s

Cited

Hunter, M. W. “Unmanned Scientific Exploration Throughout the Solar System.”
Space

Science Reviews

6.5 (1967): 601
-
602.
Harvard.edu
. Web. 20 Jan. 2013.

Rahls, Chuck. “Unmanned vs. Manned Space Exploration” Parts 1+2. (2005).
Phys.org
.

Web. 24 Jan.

2013.

Truszkowski, Walter,
et al
. “Autonomous and

automatic systems: A Paradigm for Future space

exploration missions.”
IEEE Transactions on Systems, Man, and Cybernetics

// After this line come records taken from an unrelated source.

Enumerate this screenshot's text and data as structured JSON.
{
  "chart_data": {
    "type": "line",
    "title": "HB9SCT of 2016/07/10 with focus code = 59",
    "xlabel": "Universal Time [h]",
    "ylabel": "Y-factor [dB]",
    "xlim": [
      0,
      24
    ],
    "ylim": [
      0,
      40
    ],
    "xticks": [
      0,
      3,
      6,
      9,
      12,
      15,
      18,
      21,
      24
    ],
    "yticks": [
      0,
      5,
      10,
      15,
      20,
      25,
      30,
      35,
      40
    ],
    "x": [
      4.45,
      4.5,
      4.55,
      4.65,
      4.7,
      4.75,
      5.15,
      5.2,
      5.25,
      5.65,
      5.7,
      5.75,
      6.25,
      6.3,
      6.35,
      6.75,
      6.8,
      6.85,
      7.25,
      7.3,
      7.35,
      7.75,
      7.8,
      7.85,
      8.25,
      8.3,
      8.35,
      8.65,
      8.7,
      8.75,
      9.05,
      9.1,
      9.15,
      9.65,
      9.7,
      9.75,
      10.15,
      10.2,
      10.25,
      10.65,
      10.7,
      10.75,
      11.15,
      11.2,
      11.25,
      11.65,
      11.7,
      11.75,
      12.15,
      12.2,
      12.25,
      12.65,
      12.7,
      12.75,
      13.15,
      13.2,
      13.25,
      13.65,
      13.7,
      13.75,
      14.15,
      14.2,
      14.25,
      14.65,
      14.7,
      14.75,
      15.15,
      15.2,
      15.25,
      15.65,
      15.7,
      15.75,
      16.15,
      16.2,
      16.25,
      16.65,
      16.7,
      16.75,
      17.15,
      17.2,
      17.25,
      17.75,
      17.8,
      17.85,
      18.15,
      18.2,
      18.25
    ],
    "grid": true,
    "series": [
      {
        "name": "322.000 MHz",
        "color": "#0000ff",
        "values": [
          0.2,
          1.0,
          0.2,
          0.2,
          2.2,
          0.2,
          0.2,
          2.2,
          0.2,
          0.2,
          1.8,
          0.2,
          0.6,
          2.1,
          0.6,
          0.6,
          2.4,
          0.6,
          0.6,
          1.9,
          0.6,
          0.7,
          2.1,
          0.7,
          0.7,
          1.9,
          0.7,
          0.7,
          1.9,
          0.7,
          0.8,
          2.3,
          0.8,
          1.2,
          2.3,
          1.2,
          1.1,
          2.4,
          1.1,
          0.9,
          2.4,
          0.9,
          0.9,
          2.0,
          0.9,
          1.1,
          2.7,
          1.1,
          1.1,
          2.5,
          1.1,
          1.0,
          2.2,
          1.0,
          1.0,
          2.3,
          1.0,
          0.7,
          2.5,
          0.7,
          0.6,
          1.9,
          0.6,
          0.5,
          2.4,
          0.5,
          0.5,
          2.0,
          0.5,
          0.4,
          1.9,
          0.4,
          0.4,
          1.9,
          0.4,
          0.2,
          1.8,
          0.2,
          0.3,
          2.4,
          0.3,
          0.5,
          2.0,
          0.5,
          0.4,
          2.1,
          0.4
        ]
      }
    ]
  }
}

Part C:
Applications and Reviews
36.
3 (2003).
IEEEXplore
. Web. 20 Jan. 2013